Your answer should show every line of the material below that includes "JSON".

### Information

= Beginning of Section =

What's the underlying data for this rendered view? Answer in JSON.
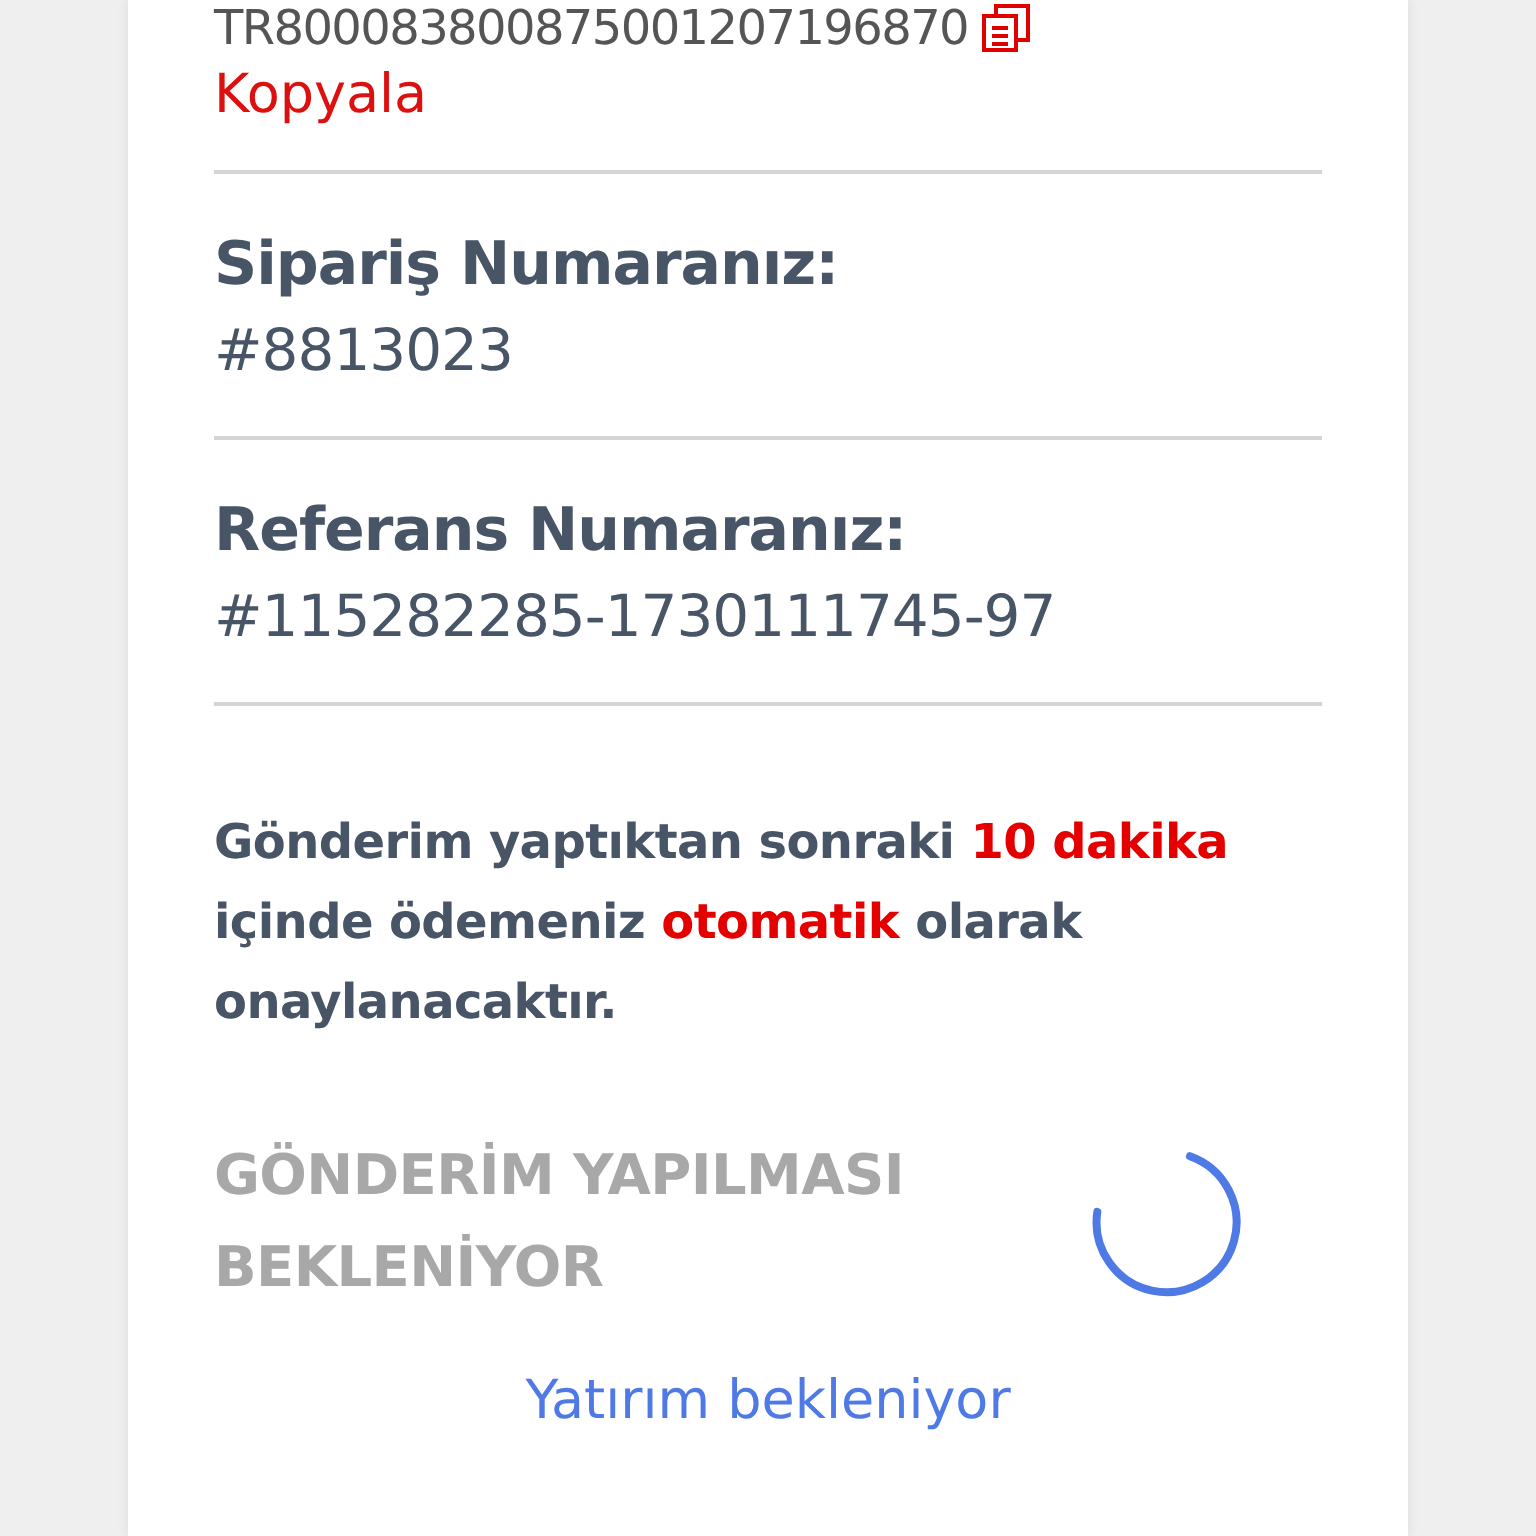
{
  "iban": {
    "value": "TR800083800875001207196870",
    "copy_label": "Kopyala"
  },
  "fields": [
    {
      "label": "Sipariş Numaranız:",
      "value": "#8813023"
    },
    {
      "label": "Referans Numaranız:",
      "value": "#115282285-1730111745-97"
    }
  ],
  "notice": [
    {
      "text": "Gönderim yaptıktan sonraki ",
      "highlight": false
    },
    {
      "text": "10 dakika",
      "highlight": true
    },
    {
      "text": " içinde ödemeniz ",
      "highlight": false
    },
    {
      "text": "otomatik",
      "highlight": true
    },
    {
      "text": " olarak onaylanacaktır.",
      "highlight": false
    }
  ],
  "waiting": {
    "title": "GÖNDERİM YAPILMASI BEKLENİYOR",
    "status": "Yatırım bekleniyor"
  }
}
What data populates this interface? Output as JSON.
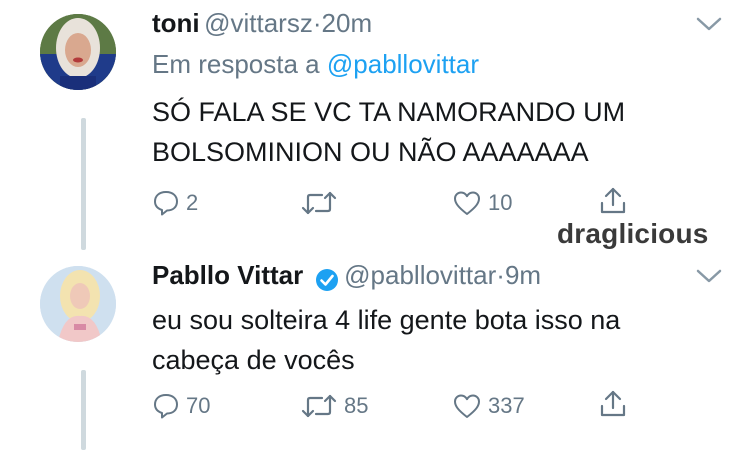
{
  "tweets": [
    {
      "display_name": "toni",
      "handle": "@vittarsz",
      "separator": "·",
      "time": "20m",
      "reply_prefix": "Em resposta a",
      "reply_to": "@pabllovittar",
      "text_line1": "SÓ FALA SE VC TA NAMORANDO UM",
      "text_line2": "BOLSOMINION OU NÃO AAAAAAA",
      "replies": "2",
      "retweets": "",
      "likes": "10"
    },
    {
      "display_name": "Pabllo Vittar",
      "verified": true,
      "handle": "@pabllovittar",
      "separator": "·",
      "time": "9m",
      "text_line1": "eu sou solteira 4 life gente bota isso na",
      "text_line2": "cabeça de vocês",
      "replies": "70",
      "retweets": "85",
      "likes": "337"
    }
  ],
  "watermark": "draglicious",
  "colors": {
    "accent": "#1da1f2",
    "muted": "#657786",
    "text": "#14171a",
    "thread_line": "#cfd9de"
  },
  "icons": [
    "reply-icon",
    "retweet-icon",
    "like-icon",
    "share-icon",
    "chevron-down-icon",
    "verified-badge-icon"
  ]
}
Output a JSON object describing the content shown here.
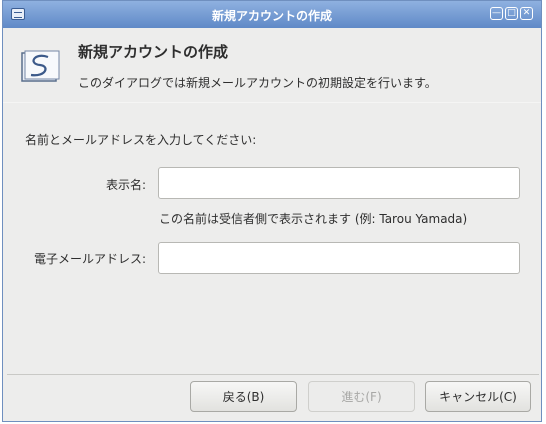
{
  "window": {
    "title": "新規アカウントの作成"
  },
  "header": {
    "title": "新規アカウントの作成",
    "subtitle": "このダイアログでは新規メールアカウントの初期設定を行います。",
    "icon": "mail-account-icon"
  },
  "form": {
    "prompt": "名前とメールアドレスを入力してください:",
    "display_name_label": "表示名:",
    "display_name_value": "",
    "display_name_hint": "この名前は受信者側で表示されます (例: Tarou Yamada)",
    "email_label": "電子メールアドレス:",
    "email_value": ""
  },
  "buttons": {
    "back": "戻る(B)",
    "next": "進む(F)",
    "cancel": "キャンセル(C)"
  },
  "colors": {
    "titlebar": "#5f89c7",
    "window_bg": "#ededec"
  }
}
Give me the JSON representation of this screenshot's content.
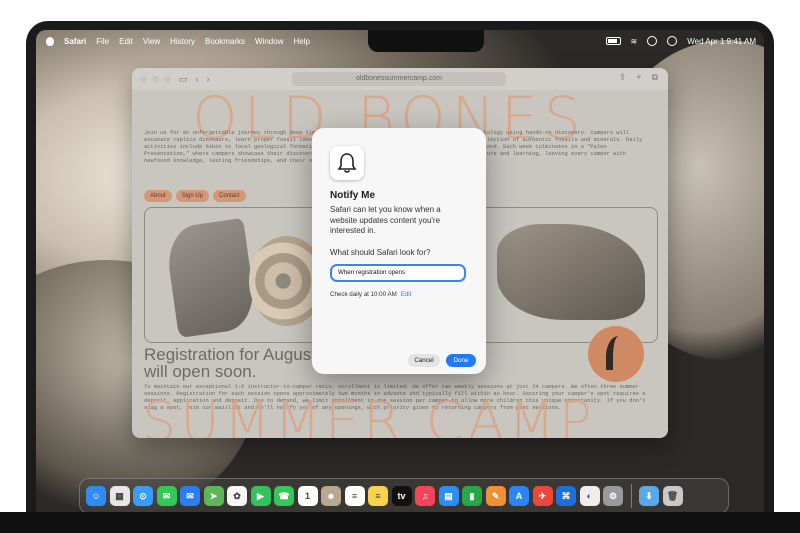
{
  "menubar": {
    "app": "Safari",
    "items": [
      "File",
      "Edit",
      "View",
      "History",
      "Bookmarks",
      "Window",
      "Help"
    ],
    "datetime": "Wed Apr 1  9:41 AM"
  },
  "browser": {
    "url": "oldbonessummercamp.com"
  },
  "website": {
    "hero_top": "OLD BONES",
    "intro": "Join us for an unforgettable journey through deep time! Old Bones Summer Camp blends adventure and paleontology using hands-on discovery. Campers will excavate replica dinosaurs, learn proper fossil identification techniques, and build their own growing collection of authentic fossils and minerals. Daily activities include hikes to local geological formations and field trips, with an overnight expedition weekend. Each week culminates in a \"Paleo Presentation,\" where campers showcase their discoveries with families. Old Bones Summer Camp blends adventure and learning, leaving every camper with newfound knowledge, lasting friendships, and their very own fossil to take home.",
    "nav": [
      "About",
      "Sign Up",
      "Contact"
    ],
    "registration": "Registration for August will open soon.",
    "body": "To maintain our exceptional 1:6 instructor-to-camper ratio, enrollment is limited. We offer two weekly sessions at just 24 campers. We often three summer sessions. Registration for each session opens approximately two months in advance and typically fill within an hour. Securing your camper's spot requires a deposit, application and deposit. Due to demand, we limit enrollment to one session per camper to allow more children this unique opportunity. If you don't snag a spot, join our waitlist and we'll notify you of any openings, with priority given to returning campers from past sessions.",
    "hero_bottom": "SUMMER CAMP"
  },
  "dialog": {
    "title": "Notify Me",
    "description": "Safari can let you know when a website updates content you're interested in.",
    "question": "What should Safari look for?",
    "input_value": "When registration opens",
    "check_text": "Check daily at 10:00 AM",
    "edit_label": "Edit",
    "cancel_label": "Cancel",
    "done_label": "Done"
  },
  "dock": {
    "apps": [
      {
        "name": "finder-icon",
        "color": "#2f8cf2",
        "glyph": "☺"
      },
      {
        "name": "launchpad-icon",
        "color": "#e7e7ea",
        "glyph": "▦"
      },
      {
        "name": "safari-icon",
        "color": "#3a9cf5",
        "glyph": "⊙"
      },
      {
        "name": "messages-icon",
        "color": "#34c759",
        "glyph": "✉"
      },
      {
        "name": "mail-icon",
        "color": "#2a7ef5",
        "glyph": "✉"
      },
      {
        "name": "maps-icon",
        "color": "#5fb65a",
        "glyph": "➤"
      },
      {
        "name": "photos-icon",
        "color": "#f6f6f6",
        "glyph": "✿"
      },
      {
        "name": "facetime-icon",
        "color": "#33c25a",
        "glyph": "▶"
      },
      {
        "name": "phone-icon",
        "color": "#34c759",
        "glyph": "☎"
      },
      {
        "name": "calendar-icon",
        "color": "#ffffff",
        "glyph": "1"
      },
      {
        "name": "contacts-icon",
        "color": "#b8a98e",
        "glyph": "☻"
      },
      {
        "name": "reminders-icon",
        "color": "#ffffff",
        "glyph": "≡"
      },
      {
        "name": "notes-icon",
        "color": "#fbd34a",
        "glyph": "≡"
      },
      {
        "name": "tv-icon",
        "color": "#111111",
        "glyph": "tv"
      },
      {
        "name": "music-icon",
        "color": "#f7425a",
        "glyph": "♫"
      },
      {
        "name": "keynote-icon",
        "color": "#2d8df0",
        "glyph": "▤"
      },
      {
        "name": "numbers-icon",
        "color": "#27a745",
        "glyph": "▮"
      },
      {
        "name": "pages-icon",
        "color": "#f09036",
        "glyph": "✎"
      },
      {
        "name": "app-store-icon",
        "color": "#2a86f5",
        "glyph": "A"
      },
      {
        "name": "testflight-icon",
        "color": "#e9493a",
        "glyph": "✈"
      },
      {
        "name": "xcode-icon",
        "color": "#1e6fe0",
        "glyph": "⌘"
      },
      {
        "name": "screen-time-icon",
        "color": "#ededed",
        "glyph": "◐"
      },
      {
        "name": "settings-icon",
        "color": "#9a9a9e",
        "glyph": "⚙"
      }
    ],
    "extras": [
      {
        "name": "downloads-folder-icon",
        "color": "#5aa8e8",
        "glyph": "⬇"
      },
      {
        "name": "trash-icon",
        "color": "#c9c9cc",
        "glyph": "🗑"
      }
    ]
  }
}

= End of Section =

### Solution
What's the underlying data for this rendered view? Answer in JSON.
What data populates this interface? Output as JSON.
Output a JSON object describing the content shown here.
Give me the JSON representation of this screenshot's content.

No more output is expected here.